Start of DATA FOR THE TASK

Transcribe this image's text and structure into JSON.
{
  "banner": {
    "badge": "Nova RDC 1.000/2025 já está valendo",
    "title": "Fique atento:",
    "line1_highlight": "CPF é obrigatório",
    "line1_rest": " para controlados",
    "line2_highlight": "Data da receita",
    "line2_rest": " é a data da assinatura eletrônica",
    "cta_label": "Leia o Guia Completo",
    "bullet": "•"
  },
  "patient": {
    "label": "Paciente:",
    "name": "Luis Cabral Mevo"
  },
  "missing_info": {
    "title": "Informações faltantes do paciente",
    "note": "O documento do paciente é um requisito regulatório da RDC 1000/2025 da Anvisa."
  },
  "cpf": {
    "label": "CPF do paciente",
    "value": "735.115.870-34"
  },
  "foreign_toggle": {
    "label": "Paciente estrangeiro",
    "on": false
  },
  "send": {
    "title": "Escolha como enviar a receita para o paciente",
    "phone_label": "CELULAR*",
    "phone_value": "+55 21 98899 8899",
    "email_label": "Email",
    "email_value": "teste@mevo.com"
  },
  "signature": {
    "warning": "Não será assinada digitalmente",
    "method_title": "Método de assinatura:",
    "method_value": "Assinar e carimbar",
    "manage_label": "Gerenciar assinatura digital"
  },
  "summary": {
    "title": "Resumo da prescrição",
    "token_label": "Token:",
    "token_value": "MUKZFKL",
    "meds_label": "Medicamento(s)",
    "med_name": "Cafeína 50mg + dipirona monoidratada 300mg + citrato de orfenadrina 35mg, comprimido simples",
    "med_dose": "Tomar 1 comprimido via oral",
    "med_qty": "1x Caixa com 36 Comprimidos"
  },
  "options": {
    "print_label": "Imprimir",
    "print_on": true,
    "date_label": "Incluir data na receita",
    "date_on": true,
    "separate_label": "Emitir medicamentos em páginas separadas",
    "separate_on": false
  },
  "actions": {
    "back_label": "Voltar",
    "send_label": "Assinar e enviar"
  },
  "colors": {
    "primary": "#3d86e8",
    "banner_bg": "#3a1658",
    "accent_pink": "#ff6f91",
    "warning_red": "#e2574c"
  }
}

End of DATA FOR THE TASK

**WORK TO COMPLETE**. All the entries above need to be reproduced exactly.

**PROBLEM SOLUTION**.
Transcribe this image's text and structure into JSON.
{
  "banner": {
    "badge": "Nova RDC 1.000/2025 já está valendo",
    "title": "Fique atento:",
    "line1_highlight": "CPF é obrigatório",
    "line1_rest": " para controlados",
    "line2_highlight": "Data da receita",
    "line2_rest": " é a data da assinatura eletrônica",
    "cta_label": "Leia o Guia Completo",
    "bullet": "•"
  },
  "patient": {
    "label": "Paciente:",
    "name": "Luis Cabral Mevo"
  },
  "missing_info": {
    "title": "Informações faltantes do paciente",
    "note": "O documento do paciente é um requisito regulatório da RDC 1000/2025 da Anvisa."
  },
  "cpf": {
    "label": "CPF do paciente",
    "value": "735.115.870-34"
  },
  "foreign_toggle": {
    "label": "Paciente estrangeiro",
    "on": false
  },
  "send": {
    "title": "Escolha como enviar a receita para o paciente",
    "phone_label": "CELULAR*",
    "phone_value": "+55 21 98899 8899",
    "email_label": "Email",
    "email_value": "teste@mevo.com"
  },
  "signature": {
    "warning": "Não será assinada digitalmente",
    "method_title": "Método de assinatura:",
    "method_value": "Assinar e carimbar",
    "manage_label": "Gerenciar assinatura digital"
  },
  "summary": {
    "title": "Resumo da prescrição",
    "token_label": "Token:",
    "token_value": "MUKZFKL",
    "meds_label": "Medicamento(s)",
    "med_name": "Cafeína 50mg + dipirona monoidratada 300mg + citrato de orfenadrina 35mg, comprimido simples",
    "med_dose": "Tomar 1 comprimido via oral",
    "med_qty": "1x Caixa com 36 Comprimidos"
  },
  "options": {
    "print_label": "Imprimir",
    "print_on": true,
    "date_label": "Incluir data na receita",
    "date_on": true,
    "separate_label": "Emitir medicamentos em páginas separadas",
    "separate_on": false
  },
  "actions": {
    "back_label": "Voltar",
    "send_label": "Assinar e enviar"
  },
  "colors": {
    "primary": "#3d86e8",
    "banner_bg": "#3a1658",
    "accent_pink": "#ff6f91",
    "warning_red": "#e2574c"
  }
}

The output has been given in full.